++++ AVAILABLE DATA ++++
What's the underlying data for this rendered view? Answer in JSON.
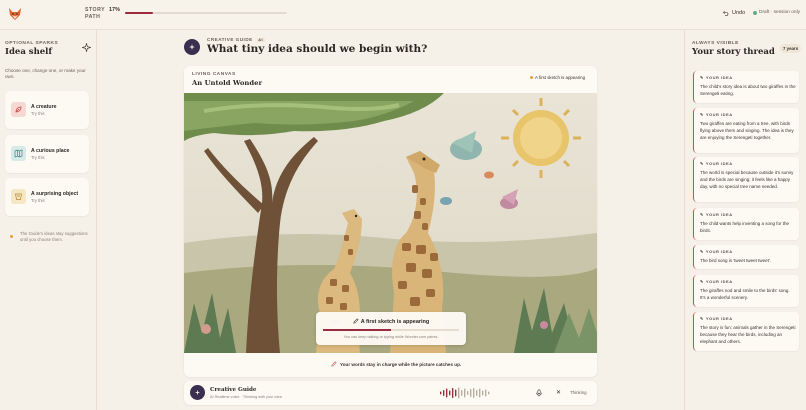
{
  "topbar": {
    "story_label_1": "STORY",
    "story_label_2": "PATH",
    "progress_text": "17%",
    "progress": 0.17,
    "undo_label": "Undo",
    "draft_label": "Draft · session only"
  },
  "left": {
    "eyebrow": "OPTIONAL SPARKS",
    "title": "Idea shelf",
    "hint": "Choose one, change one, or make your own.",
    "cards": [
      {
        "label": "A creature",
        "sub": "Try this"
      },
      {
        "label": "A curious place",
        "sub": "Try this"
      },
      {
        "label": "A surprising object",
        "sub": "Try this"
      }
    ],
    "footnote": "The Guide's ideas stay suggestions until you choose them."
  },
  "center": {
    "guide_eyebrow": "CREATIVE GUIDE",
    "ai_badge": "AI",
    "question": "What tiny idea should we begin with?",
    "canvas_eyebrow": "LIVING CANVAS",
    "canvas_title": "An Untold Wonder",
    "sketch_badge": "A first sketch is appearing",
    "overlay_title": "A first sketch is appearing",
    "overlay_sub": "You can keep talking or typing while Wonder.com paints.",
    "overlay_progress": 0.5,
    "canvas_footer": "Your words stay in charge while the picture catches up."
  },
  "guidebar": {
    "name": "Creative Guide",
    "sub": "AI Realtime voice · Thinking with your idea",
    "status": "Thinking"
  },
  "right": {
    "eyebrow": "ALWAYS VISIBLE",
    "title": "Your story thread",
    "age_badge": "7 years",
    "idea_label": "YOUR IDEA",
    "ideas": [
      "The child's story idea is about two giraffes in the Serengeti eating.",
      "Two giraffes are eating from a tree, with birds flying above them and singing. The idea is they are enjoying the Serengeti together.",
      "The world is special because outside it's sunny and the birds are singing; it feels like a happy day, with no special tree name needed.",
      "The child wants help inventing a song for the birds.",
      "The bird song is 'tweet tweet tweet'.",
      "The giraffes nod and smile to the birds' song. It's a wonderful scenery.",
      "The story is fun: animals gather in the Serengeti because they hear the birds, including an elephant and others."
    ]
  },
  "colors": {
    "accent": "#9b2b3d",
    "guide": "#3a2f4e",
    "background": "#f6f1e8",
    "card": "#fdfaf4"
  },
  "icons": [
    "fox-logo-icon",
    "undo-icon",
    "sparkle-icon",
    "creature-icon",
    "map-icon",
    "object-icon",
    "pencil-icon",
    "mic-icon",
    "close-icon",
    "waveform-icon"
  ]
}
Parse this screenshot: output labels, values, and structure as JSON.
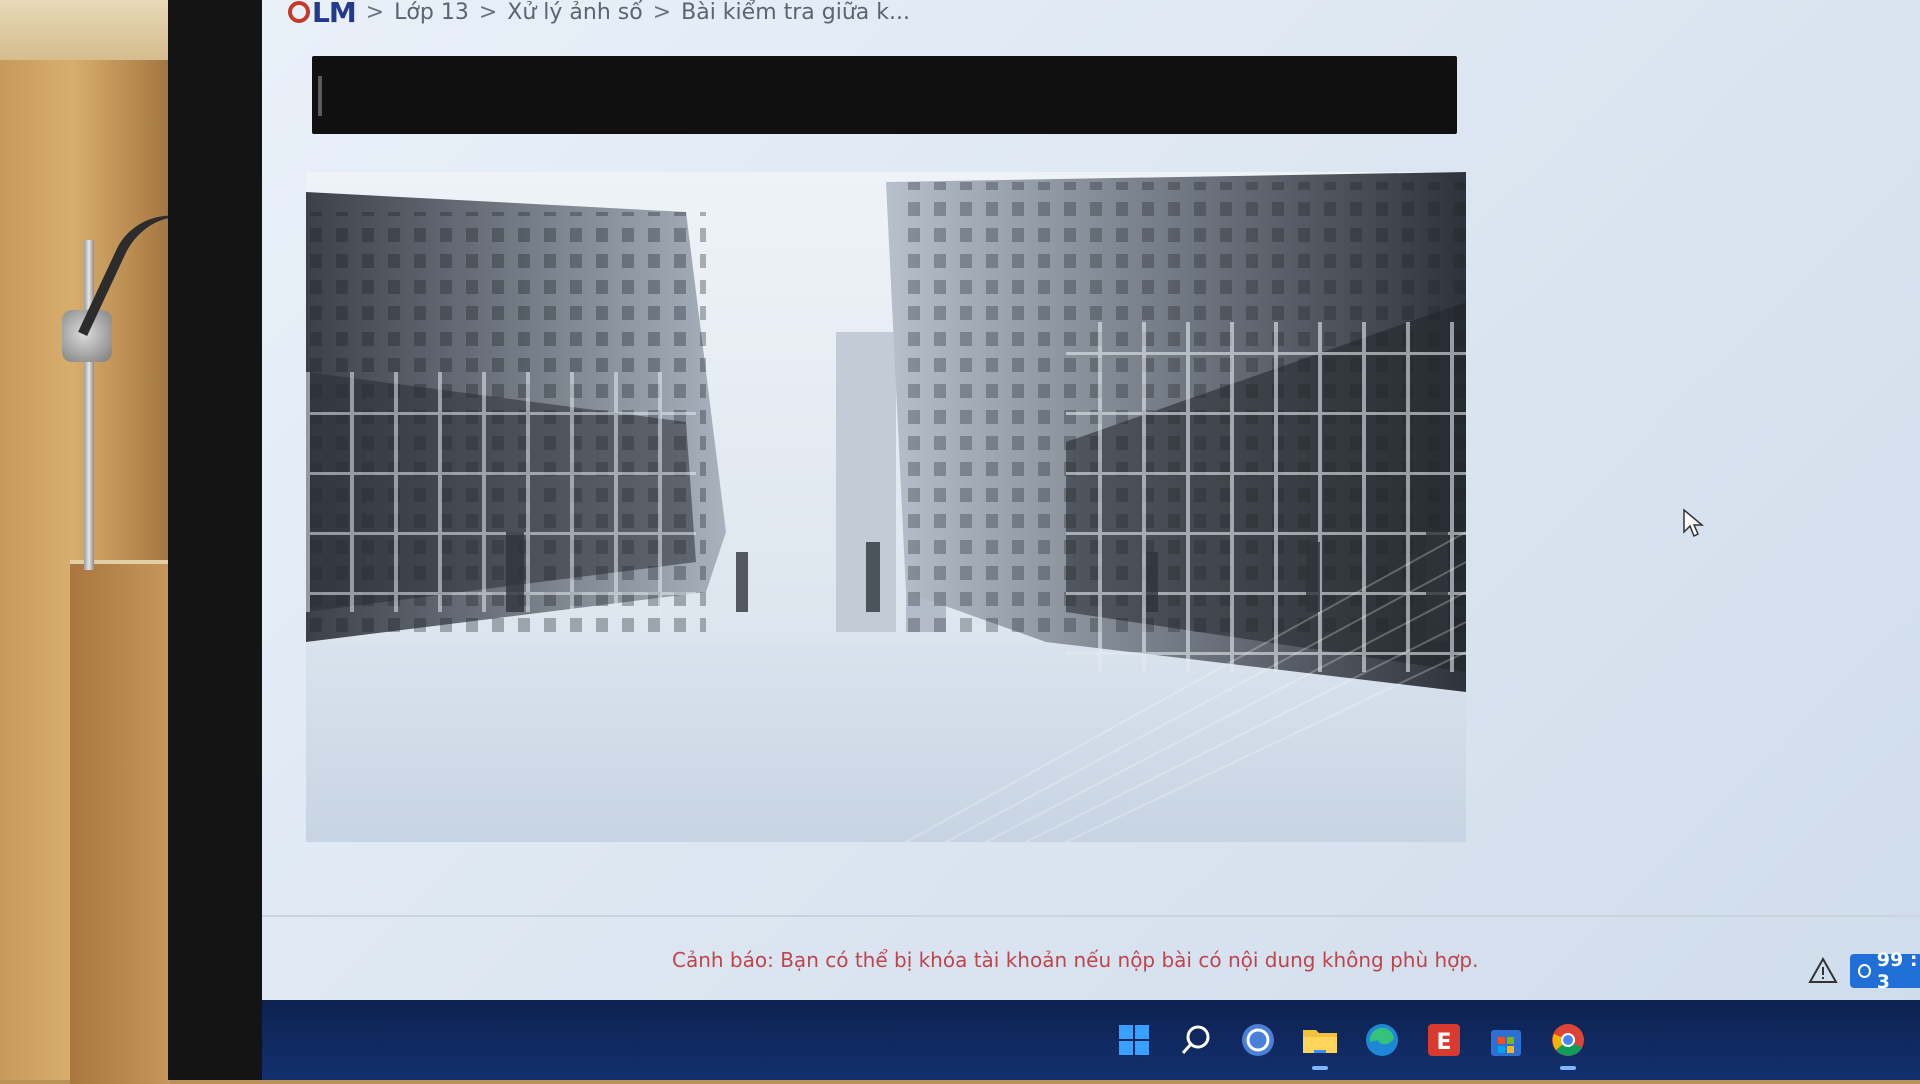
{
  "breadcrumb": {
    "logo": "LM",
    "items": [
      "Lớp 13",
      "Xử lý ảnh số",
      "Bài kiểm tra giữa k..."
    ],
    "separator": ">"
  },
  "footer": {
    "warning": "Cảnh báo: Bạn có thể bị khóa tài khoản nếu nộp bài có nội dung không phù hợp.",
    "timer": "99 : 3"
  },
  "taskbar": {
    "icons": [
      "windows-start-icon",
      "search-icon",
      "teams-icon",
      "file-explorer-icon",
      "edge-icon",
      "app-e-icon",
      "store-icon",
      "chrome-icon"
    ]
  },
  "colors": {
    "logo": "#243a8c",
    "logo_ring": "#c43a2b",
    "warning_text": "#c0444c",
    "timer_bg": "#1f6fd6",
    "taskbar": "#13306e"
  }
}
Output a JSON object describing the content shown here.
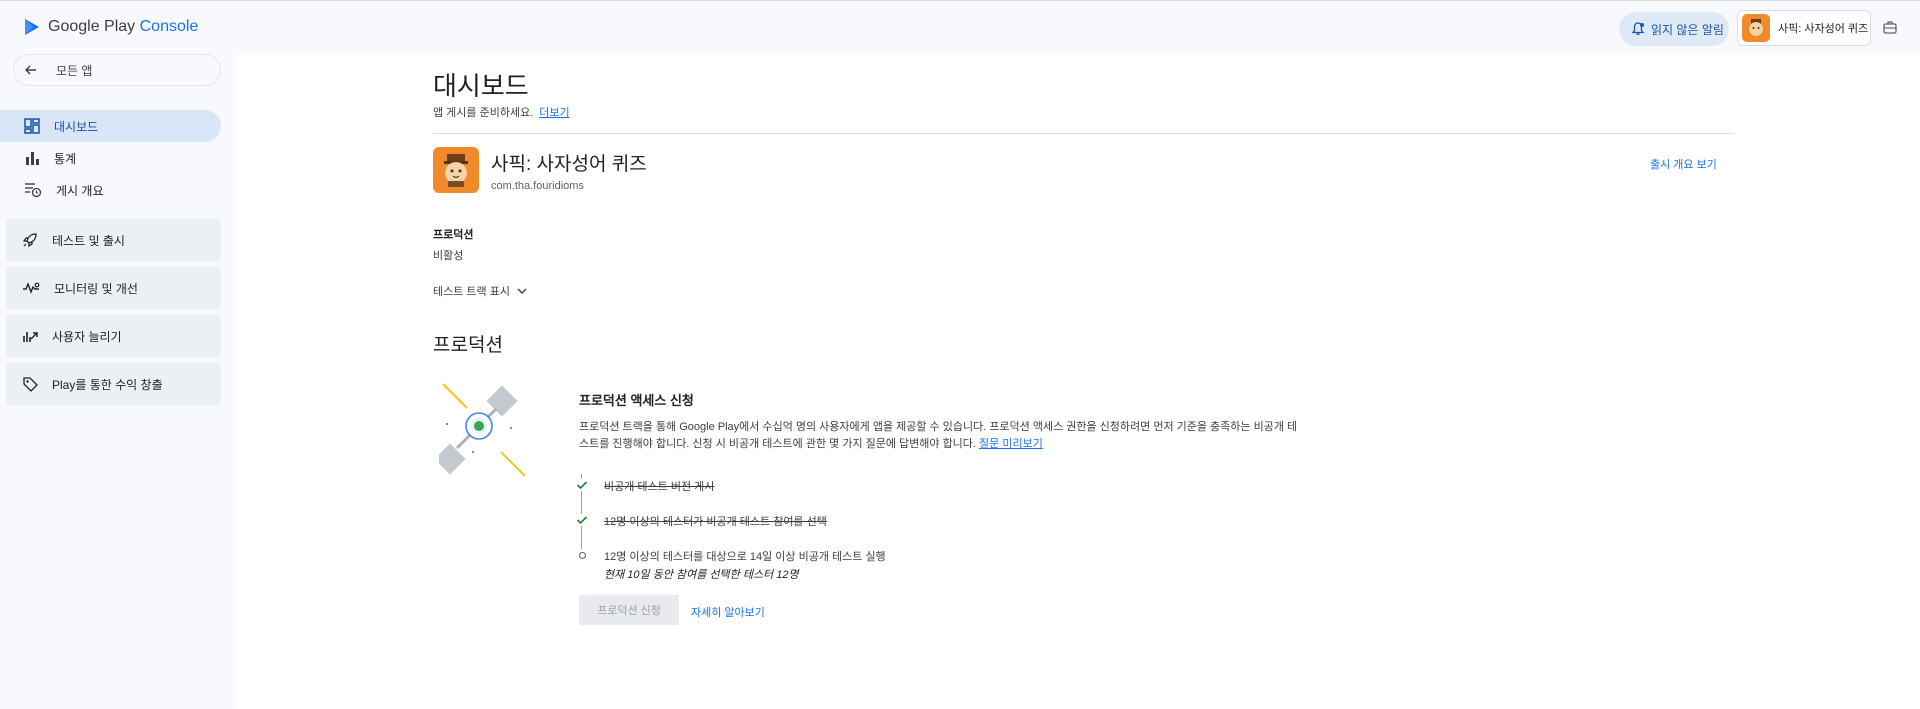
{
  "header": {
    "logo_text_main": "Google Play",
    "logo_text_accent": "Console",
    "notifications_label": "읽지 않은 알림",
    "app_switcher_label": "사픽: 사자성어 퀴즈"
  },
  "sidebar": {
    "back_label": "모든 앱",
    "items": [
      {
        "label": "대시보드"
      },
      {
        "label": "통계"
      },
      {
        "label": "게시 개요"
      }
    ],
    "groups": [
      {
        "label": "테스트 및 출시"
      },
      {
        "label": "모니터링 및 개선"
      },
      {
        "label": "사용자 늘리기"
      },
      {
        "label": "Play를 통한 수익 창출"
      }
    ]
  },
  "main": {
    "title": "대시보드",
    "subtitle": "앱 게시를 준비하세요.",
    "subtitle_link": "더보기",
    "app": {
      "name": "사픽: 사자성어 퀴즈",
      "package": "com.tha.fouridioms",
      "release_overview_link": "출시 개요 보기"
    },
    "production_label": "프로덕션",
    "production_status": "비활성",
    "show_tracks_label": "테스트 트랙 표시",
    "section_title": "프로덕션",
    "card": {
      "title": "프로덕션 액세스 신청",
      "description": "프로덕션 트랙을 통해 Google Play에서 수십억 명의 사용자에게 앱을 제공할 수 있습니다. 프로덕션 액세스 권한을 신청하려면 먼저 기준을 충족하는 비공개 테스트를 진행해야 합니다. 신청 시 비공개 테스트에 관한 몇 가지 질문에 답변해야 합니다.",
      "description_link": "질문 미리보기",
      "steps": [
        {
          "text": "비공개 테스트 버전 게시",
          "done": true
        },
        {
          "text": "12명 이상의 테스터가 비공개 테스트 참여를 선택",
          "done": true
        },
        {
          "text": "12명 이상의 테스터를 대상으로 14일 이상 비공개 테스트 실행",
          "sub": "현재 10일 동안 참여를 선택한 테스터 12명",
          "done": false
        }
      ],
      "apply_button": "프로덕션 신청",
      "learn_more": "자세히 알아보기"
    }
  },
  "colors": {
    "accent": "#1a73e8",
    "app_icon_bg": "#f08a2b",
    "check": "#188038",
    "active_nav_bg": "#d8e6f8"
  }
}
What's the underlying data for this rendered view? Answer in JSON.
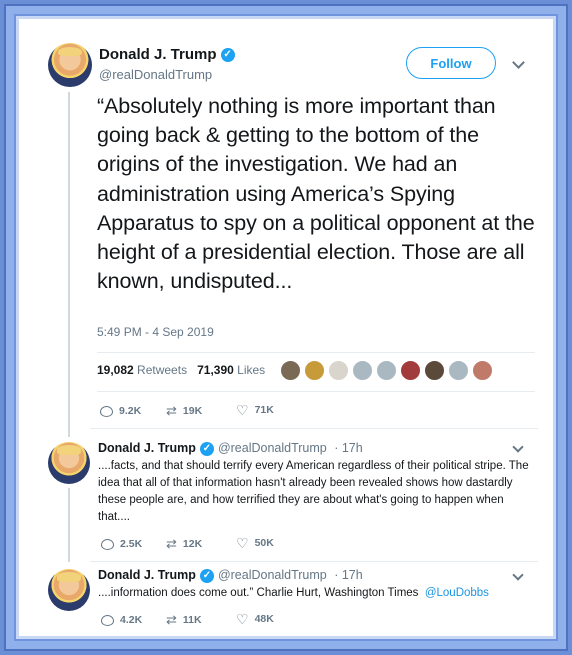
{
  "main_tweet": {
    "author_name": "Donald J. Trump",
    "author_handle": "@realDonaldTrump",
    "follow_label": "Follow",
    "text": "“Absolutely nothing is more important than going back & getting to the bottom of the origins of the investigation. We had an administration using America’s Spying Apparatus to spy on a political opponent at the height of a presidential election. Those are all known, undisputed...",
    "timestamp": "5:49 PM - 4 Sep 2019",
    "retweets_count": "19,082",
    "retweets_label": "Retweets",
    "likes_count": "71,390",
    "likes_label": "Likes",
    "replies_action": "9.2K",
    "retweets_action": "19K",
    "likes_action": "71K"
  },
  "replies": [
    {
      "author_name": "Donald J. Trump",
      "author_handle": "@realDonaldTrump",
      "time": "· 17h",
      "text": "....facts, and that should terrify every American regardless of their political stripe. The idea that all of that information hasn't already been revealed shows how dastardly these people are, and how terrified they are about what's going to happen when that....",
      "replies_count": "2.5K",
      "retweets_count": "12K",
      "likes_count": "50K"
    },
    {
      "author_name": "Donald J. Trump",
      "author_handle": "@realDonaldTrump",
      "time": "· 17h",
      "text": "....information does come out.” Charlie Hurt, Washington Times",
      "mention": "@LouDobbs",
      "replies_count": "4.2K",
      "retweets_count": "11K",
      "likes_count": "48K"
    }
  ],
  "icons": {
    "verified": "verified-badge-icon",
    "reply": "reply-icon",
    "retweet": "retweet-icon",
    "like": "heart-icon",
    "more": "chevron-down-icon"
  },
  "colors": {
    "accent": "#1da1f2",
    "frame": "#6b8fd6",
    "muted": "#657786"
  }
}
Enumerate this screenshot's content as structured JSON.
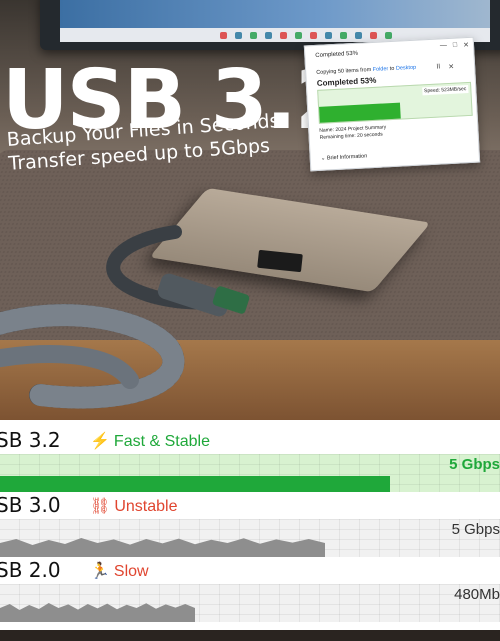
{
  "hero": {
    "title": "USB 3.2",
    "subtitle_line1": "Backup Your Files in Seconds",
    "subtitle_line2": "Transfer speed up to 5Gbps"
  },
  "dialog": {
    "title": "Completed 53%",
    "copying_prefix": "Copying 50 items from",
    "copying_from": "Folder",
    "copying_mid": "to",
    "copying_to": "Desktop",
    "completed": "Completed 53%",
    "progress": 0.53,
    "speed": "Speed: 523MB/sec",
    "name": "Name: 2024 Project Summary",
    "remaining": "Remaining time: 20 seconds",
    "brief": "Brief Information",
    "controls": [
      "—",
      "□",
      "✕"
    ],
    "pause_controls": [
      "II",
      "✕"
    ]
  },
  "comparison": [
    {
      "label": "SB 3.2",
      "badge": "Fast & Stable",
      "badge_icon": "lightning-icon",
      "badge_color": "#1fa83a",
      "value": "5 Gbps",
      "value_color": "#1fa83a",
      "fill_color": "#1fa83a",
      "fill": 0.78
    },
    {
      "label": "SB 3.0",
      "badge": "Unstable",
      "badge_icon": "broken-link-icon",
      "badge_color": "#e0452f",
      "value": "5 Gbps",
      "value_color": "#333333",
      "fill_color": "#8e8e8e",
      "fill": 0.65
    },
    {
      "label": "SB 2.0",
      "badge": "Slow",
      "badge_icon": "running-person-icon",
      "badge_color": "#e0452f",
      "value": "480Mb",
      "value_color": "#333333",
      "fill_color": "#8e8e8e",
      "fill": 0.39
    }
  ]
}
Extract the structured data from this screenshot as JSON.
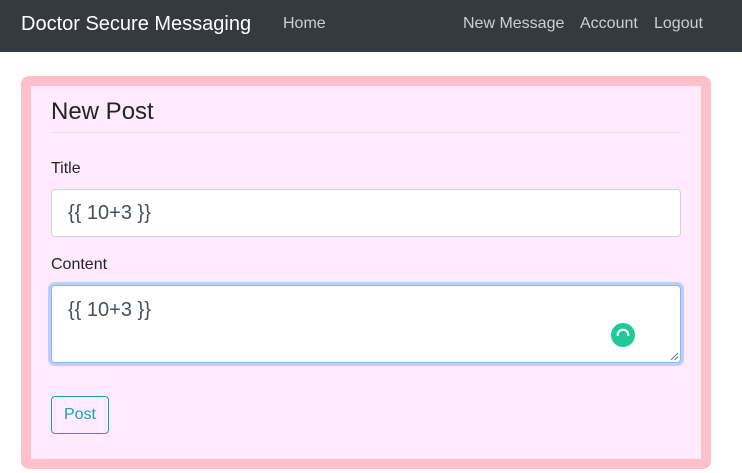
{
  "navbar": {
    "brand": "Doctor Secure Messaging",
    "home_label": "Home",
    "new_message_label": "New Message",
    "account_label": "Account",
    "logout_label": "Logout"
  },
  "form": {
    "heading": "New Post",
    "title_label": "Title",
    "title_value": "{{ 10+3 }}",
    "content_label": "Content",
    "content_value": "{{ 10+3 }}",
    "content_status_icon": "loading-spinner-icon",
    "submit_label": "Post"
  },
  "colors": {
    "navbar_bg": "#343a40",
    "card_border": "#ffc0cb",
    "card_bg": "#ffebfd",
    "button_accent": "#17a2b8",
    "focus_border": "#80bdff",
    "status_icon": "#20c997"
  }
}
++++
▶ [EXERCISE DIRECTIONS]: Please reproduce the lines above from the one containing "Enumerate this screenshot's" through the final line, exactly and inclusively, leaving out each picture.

▶ [ANSWER TO THIS EXERCISE]:
Enumerate this screenshot's content as structured JSON.
{
  "hero": {
    "title": "USB 3.2",
    "subtitle_line1": "Backup Your Files in Seconds",
    "subtitle_line2": "Transfer speed up to 5Gbps"
  },
  "dialog": {
    "title": "Completed 53%",
    "copying_prefix": "Copying 50 items from",
    "copying_from": "Folder",
    "copying_mid": "to",
    "copying_to": "Desktop",
    "completed": "Completed 53%",
    "progress": 0.53,
    "speed": "Speed: 523MB/sec",
    "name": "Name: 2024 Project Summary",
    "remaining": "Remaining time: 20 seconds",
    "brief": "Brief Information",
    "controls": [
      "—",
      "□",
      "✕"
    ],
    "pause_controls": [
      "II",
      "✕"
    ]
  },
  "comparison": [
    {
      "label": "SB 3.2",
      "badge": "Fast & Stable",
      "badge_icon": "lightning-icon",
      "badge_color": "#1fa83a",
      "value": "5 Gbps",
      "value_color": "#1fa83a",
      "fill_color": "#1fa83a",
      "fill": 0.78
    },
    {
      "label": "SB 3.0",
      "badge": "Unstable",
      "badge_icon": "broken-link-icon",
      "badge_color": "#e0452f",
      "value": "5 Gbps",
      "value_color": "#333333",
      "fill_color": "#8e8e8e",
      "fill": 0.65
    },
    {
      "label": "SB 2.0",
      "badge": "Slow",
      "badge_icon": "running-person-icon",
      "badge_color": "#e0452f",
      "value": "480Mb",
      "value_color": "#333333",
      "fill_color": "#8e8e8e",
      "fill": 0.39
    }
  ]
}
Extract the structured data from this screenshot as JSON.
{
  "navbar": {
    "brand": "Doctor Secure Messaging",
    "home_label": "Home",
    "new_message_label": "New Message",
    "account_label": "Account",
    "logout_label": "Logout"
  },
  "form": {
    "heading": "New Post",
    "title_label": "Title",
    "title_value": "{{ 10+3 }}",
    "content_label": "Content",
    "content_value": "{{ 10+3 }}",
    "content_status_icon": "loading-spinner-icon",
    "submit_label": "Post"
  },
  "colors": {
    "navbar_bg": "#343a40",
    "card_border": "#ffc0cb",
    "card_bg": "#ffebfd",
    "button_accent": "#17a2b8",
    "focus_border": "#80bdff",
    "status_icon": "#20c997"
  }
}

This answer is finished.